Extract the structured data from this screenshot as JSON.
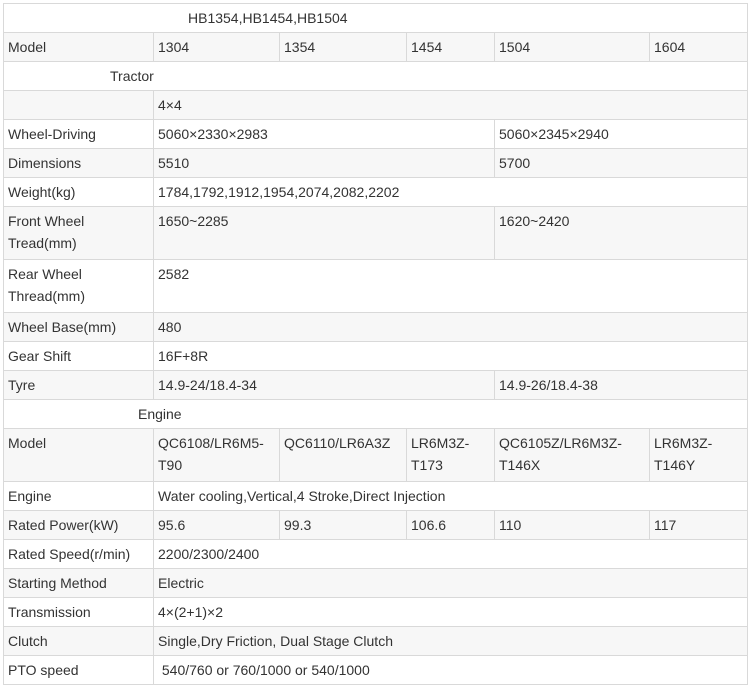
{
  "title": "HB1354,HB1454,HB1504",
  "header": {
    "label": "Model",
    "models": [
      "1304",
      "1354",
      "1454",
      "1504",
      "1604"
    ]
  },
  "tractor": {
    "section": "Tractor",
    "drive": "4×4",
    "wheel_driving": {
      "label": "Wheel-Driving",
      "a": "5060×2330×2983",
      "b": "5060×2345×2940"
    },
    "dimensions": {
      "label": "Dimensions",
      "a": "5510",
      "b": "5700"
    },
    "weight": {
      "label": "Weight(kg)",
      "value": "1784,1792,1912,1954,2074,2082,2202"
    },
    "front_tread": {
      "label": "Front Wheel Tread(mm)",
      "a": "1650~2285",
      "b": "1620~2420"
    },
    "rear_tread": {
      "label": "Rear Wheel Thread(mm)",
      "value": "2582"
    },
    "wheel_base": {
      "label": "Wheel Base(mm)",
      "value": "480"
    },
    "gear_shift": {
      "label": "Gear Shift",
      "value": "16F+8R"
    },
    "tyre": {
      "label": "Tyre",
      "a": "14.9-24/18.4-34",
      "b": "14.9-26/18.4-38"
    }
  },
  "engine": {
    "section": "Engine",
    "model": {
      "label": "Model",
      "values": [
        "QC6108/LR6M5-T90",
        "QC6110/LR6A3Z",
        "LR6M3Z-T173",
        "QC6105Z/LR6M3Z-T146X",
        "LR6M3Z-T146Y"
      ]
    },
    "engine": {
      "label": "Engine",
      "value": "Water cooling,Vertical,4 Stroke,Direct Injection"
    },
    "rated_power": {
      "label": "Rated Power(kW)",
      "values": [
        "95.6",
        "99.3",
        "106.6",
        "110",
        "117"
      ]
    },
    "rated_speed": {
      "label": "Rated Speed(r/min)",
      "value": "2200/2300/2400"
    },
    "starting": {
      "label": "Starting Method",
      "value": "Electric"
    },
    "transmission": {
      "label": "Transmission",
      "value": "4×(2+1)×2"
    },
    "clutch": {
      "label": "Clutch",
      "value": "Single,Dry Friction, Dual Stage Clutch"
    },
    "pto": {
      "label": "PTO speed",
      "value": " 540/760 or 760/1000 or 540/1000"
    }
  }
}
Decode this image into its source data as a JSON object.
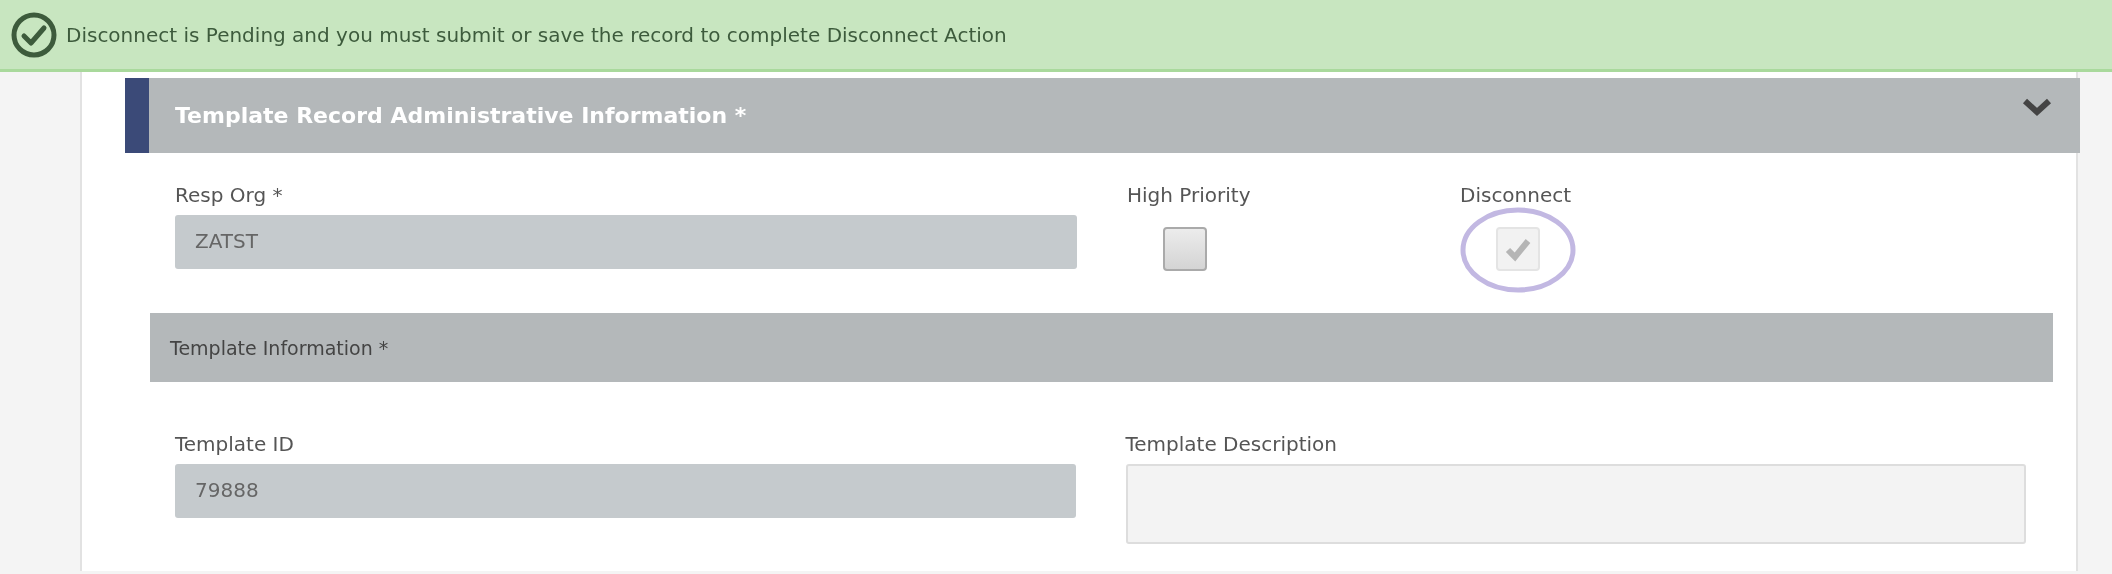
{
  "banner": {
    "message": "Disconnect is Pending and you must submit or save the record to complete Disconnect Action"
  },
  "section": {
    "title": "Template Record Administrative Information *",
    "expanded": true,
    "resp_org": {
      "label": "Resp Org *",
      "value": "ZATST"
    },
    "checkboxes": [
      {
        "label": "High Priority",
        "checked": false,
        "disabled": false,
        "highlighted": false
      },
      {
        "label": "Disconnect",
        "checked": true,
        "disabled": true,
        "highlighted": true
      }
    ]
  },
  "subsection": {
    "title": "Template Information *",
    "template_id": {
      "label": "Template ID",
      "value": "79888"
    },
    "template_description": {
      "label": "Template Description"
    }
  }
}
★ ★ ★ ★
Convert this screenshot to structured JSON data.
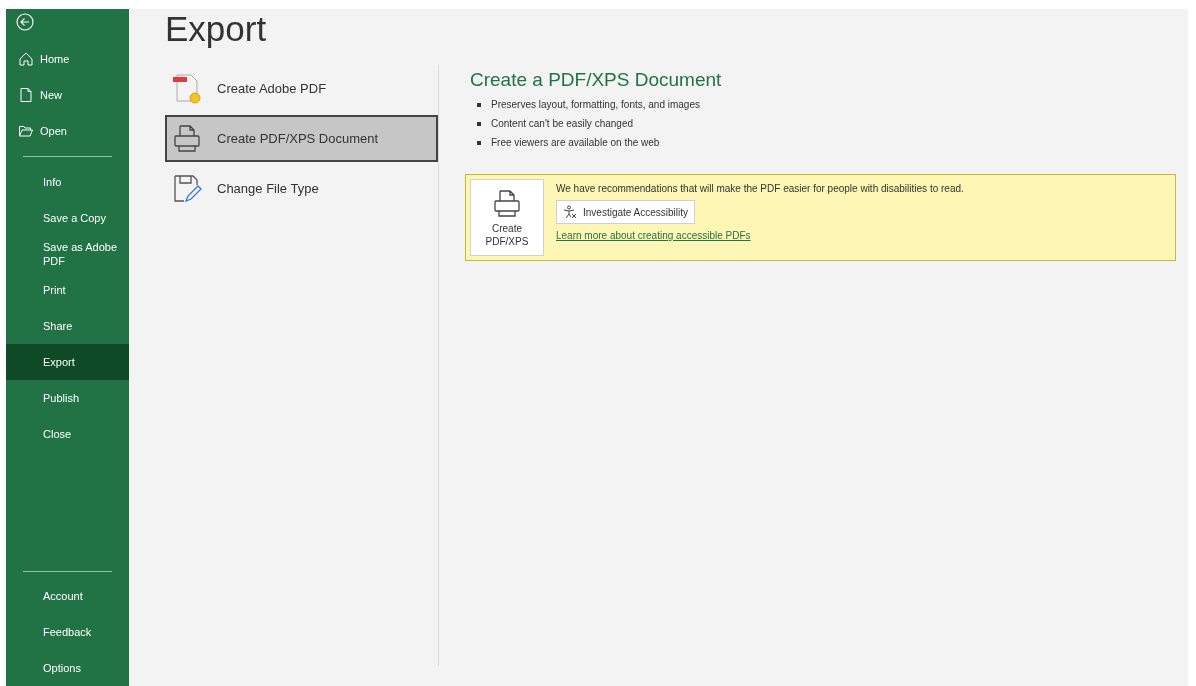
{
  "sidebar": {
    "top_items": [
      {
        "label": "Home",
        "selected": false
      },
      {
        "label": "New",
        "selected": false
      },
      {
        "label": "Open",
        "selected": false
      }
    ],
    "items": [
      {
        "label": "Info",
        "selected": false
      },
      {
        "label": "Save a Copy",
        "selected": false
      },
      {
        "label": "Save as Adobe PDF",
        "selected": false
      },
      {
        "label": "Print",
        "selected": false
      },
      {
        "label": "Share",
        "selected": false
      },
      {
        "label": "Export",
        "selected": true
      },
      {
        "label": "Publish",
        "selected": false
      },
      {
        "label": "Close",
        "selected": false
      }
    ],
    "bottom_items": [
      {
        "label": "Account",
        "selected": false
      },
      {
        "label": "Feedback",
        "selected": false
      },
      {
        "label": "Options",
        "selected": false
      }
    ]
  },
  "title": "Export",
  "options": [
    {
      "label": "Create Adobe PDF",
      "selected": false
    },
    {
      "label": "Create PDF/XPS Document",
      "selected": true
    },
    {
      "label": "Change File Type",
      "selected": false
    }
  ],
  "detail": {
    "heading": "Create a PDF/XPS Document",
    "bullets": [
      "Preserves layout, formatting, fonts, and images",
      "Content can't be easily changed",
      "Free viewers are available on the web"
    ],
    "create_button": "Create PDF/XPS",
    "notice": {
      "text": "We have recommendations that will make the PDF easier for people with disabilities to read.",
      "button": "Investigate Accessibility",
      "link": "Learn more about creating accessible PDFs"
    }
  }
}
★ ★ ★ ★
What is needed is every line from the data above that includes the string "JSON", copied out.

Extract the structured data from this screenshot as JSON.
Decode this image into its source data as a JSON object.
Convert this screenshot to structured JSON data.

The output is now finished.